As a reminder, Jim Oddie recounted that a high level staff member at the Alameda County Transportation Commission was told by Trish Spencer that she did not want the Broadway/Jackson project or BRT in Alameda. Trish Spencer did not deny that she said that to a staff member at ACTC just that she didn’t recall the topic ever coming up during those meetings and that it was inappropriate for Jim Oddie to bring up the topic without talking to her “offline” first. Well, here it is, a chance for Trish Spencer to definitively whether she supports Broadway/Jackson and BRT. The resolution states the policy of this City Council moving forward about the projects that will be funded by Measure BB, including both the Alameda to Fruitvale BART BRT and the Broadway/Jackson improvements:
Tonight will be a big vote for the Alameda Point Partner’s Site A project at the Planning Board. It’s a two pronged vote and APP will need an unanimous vote to provide an united front when going before the City Council for the big vote which will require four out of the five City Council votes for approval.
First prong is an approval vote for the Planning Board to decide whether to adopt the Development plan and grant the Density Bonus application which — as I’ve mentioned before — is a just a straight request for a waiver from Measure A, no additional “bonus” units requested. While an unanimous vote is not necessary, I think it’s critical to the developer to “win” over the swing vote: Frank Matarrese.
The second prong is recommending to the City Council to approve the Development Agreement which is a contract of sorts between the City and the developer. Any vote less than an unanimous one will give the fence sitters (okay, fence sitter) a possible out to vote against the deal.
Usually proclamations and such are super boring, but it will be interesting to see Trish Spencer smile and read this particular proclamation:
Proclamation Declaring May 7 to May 18, 2015 as the 19th Annual East Bay Affordable Housing Week “Here to Stay: Building Inclusive Communities.”
Because typically proclamations, while generally the lightest and fluffiest parts of the City Council meeting sometimes are serious. When you work in a shop that issues too many proclamations sometimes one slips through the cracks and causes huge political uproar which requires recession which also causes another uproar. (Like so) It wouldn’t do for a Mayor who won’t necessarily vote for a project that takes positive action toward “building inclusive communities” to be issuing a proclamation supporting affordable housing at the local, regional and state levels.

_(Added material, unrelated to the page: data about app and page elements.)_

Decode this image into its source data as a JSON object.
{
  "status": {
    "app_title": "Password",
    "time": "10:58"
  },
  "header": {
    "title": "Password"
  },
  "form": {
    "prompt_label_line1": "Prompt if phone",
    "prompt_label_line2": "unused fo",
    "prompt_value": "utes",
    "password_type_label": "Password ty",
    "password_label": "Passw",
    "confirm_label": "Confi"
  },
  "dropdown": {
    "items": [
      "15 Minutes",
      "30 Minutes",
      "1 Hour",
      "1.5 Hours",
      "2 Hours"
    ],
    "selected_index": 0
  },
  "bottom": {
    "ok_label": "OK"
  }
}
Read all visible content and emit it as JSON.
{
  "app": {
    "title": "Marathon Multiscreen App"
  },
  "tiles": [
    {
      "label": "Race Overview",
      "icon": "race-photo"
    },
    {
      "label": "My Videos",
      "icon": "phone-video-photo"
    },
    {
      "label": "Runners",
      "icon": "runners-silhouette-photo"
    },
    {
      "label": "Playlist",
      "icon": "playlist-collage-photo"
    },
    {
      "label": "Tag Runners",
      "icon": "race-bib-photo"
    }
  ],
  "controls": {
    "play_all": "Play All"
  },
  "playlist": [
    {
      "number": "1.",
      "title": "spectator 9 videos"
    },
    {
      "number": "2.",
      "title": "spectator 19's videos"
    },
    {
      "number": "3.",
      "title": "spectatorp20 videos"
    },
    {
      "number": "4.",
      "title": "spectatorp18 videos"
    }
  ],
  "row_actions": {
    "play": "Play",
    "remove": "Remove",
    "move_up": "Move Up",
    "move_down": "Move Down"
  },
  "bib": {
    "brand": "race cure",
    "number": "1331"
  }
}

Here’s the language:
If it wasn’t obvious before the last City Council meeting it should be obvious post that City Council meeting. The one person that will be deciding the fate of Site A and whether it moves forward is Vice Mayor Frank Matarrese. As others have alluded to he is the Justice Kennedy if we were to compare this City Council to the Supreme Court. Marilyn Ezzy-Ashcraft gets to play the role of Ginsberg, Trish Spencer is definitely Scalia, the others I haven’t really decided on yet.

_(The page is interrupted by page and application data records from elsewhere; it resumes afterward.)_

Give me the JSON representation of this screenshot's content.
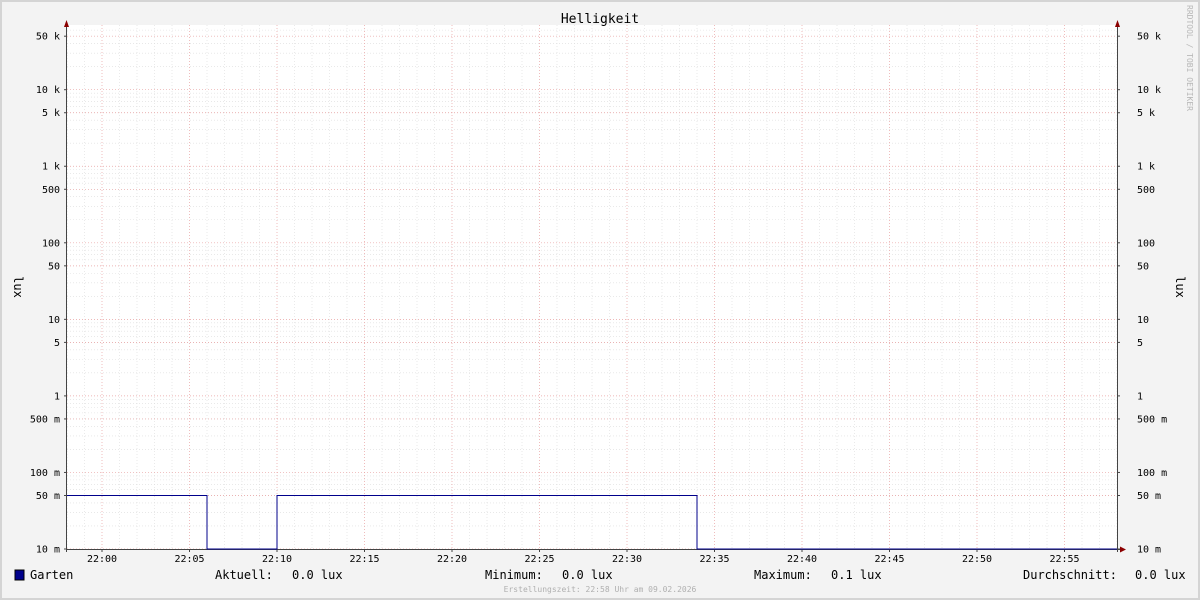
{
  "chart_data": {
    "type": "line",
    "title": "Helligkeit",
    "ylabel": "lux",
    "ylabel_right": "lux",
    "y_scale": "log",
    "ylim": [
      0.01,
      70000
    ],
    "xlim": [
      "21:58",
      "22:58"
    ],
    "x_ticks": [
      "22:00",
      "22:05",
      "22:10",
      "22:15",
      "22:20",
      "22:25",
      "22:30",
      "22:35",
      "22:40",
      "22:45",
      "22:50",
      "22:55"
    ],
    "y_ticks": [
      {
        "value": 0.01,
        "label": "10 m"
      },
      {
        "value": 0.05,
        "label": "50 m"
      },
      {
        "value": 0.1,
        "label": "100 m"
      },
      {
        "value": 0.5,
        "label": "500 m"
      },
      {
        "value": 1,
        "label": "1"
      },
      {
        "value": 5,
        "label": "5"
      },
      {
        "value": 10,
        "label": "10"
      },
      {
        "value": 50,
        "label": "50"
      },
      {
        "value": 100,
        "label": "100"
      },
      {
        "value": 500,
        "label": "500"
      },
      {
        "value": 1000,
        "label": "1 k"
      },
      {
        "value": 5000,
        "label": "5 k"
      },
      {
        "value": 10000,
        "label": "10 k"
      },
      {
        "value": 50000,
        "label": "50 k"
      }
    ],
    "grid": true,
    "series": [
      {
        "name": "Garten",
        "color": "#00008b",
        "step": true,
        "points": [
          {
            "x": "21:58",
            "y": 0.05
          },
          {
            "x": "22:06",
            "y": 0.01
          },
          {
            "x": "22:10",
            "y": 0.05
          },
          {
            "x": "22:34",
            "y": 0.01
          },
          {
            "x": "22:58",
            "y": 0.01
          }
        ]
      }
    ],
    "legend": {
      "position": "bottom-left",
      "stats": [
        {
          "label": "Aktuell:",
          "value": "0.0 lux"
        },
        {
          "label": "Minimum:",
          "value": "0.0 lux"
        },
        {
          "label": "Maximum:",
          "value": "0.1 lux"
        },
        {
          "label": "Durchschnitt:",
          "value": "0.0 lux"
        }
      ]
    },
    "footer": "Erstellungszeit: 22:58 Uhr am 09.02.2026",
    "watermark": "RRDTOOL / TOBI OETIKER"
  }
}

Frank Matarrese is holding his cards close regarding how he will vote on the important Site A vote, because it requires four votes of the City Council, if they lose Frank Matarrese it’s all over for the redevelopment of Site A.
Of course there could be small ways that the other three: Tony Daysog, Marilyn Ezzy-Ashcraft and Jim Oddie could be lost, but I get the sense that most of their “asks” will be within the ability of the developer to deliver. Frank Matarrese, on the other hand, is concerned about bringing “jobs” to Alameda and Alameda Point, but thus far has seemed unmoved by the parade of successful Alameda business owners that have urged the City Council to move forward with the plan. If Frank Matarrese decides to not vote for the Site A plan, it could hurt his credentials as being business friendly and pro jobs.